> [Work order]:
Keep every character as it is and output all of the records.

·····

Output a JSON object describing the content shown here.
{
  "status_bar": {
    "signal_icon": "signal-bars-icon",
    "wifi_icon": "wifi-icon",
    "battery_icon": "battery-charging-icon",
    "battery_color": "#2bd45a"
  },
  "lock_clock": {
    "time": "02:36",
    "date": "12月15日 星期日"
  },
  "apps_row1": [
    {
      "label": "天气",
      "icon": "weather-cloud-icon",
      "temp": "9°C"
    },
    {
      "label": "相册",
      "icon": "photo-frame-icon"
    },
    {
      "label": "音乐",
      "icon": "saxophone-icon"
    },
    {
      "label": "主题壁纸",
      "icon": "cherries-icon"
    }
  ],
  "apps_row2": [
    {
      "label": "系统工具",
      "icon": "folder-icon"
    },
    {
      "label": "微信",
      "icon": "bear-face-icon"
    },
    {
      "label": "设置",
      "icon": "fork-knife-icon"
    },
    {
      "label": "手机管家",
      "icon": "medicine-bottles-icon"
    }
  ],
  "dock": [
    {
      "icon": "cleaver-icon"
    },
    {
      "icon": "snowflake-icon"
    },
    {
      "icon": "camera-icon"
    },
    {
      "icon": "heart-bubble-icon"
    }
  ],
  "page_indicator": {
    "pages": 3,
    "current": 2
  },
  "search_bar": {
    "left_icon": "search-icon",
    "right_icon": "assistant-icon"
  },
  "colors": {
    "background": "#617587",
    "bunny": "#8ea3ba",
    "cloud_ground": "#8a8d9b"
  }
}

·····

> [Response to the task]:
Output a JSON object describing the content shown here.
{
  "status_bar": {
    "signal_icon": "signal-bars-icon",
    "wifi_icon": "wifi-icon",
    "battery_icon": "battery-charging-icon",
    "battery_color": "#2bd45a"
  },
  "lock_clock": {
    "time": "02:36",
    "date": "12月15日 星期日"
  },
  "apps_row1": [
    {
      "label": "天气",
      "icon": "weather-cloud-icon",
      "temp": "9°C"
    },
    {
      "label": "相册",
      "icon": "photo-frame-icon"
    },
    {
      "label": "音乐",
      "icon": "saxophone-icon"
    },
    {
      "label": "主题壁纸",
      "icon": "cherries-icon"
    }
  ],
  "apps_row2": [
    {
      "label": "系统工具",
      "icon": "folder-icon"
    },
    {
      "label": "微信",
      "icon": "bear-face-icon"
    },
    {
      "label": "设置",
      "icon": "fork-knife-icon"
    },
    {
      "label": "手机管家",
      "icon": "medicine-bottles-icon"
    }
  ],
  "dock": [
    {
      "icon": "cleaver-icon"
    },
    {
      "icon": "snowflake-icon"
    },
    {
      "icon": "camera-icon"
    },
    {
      "icon": "heart-bubble-icon"
    }
  ],
  "page_indicator": {
    "pages": 3,
    "current": 2
  },
  "search_bar": {
    "left_icon": "search-icon",
    "right_icon": "assistant-icon"
  },
  "colors": {
    "background": "#617587",
    "bunny": "#8ea3ba",
    "cloud_ground": "#8a8d9b"
  }
}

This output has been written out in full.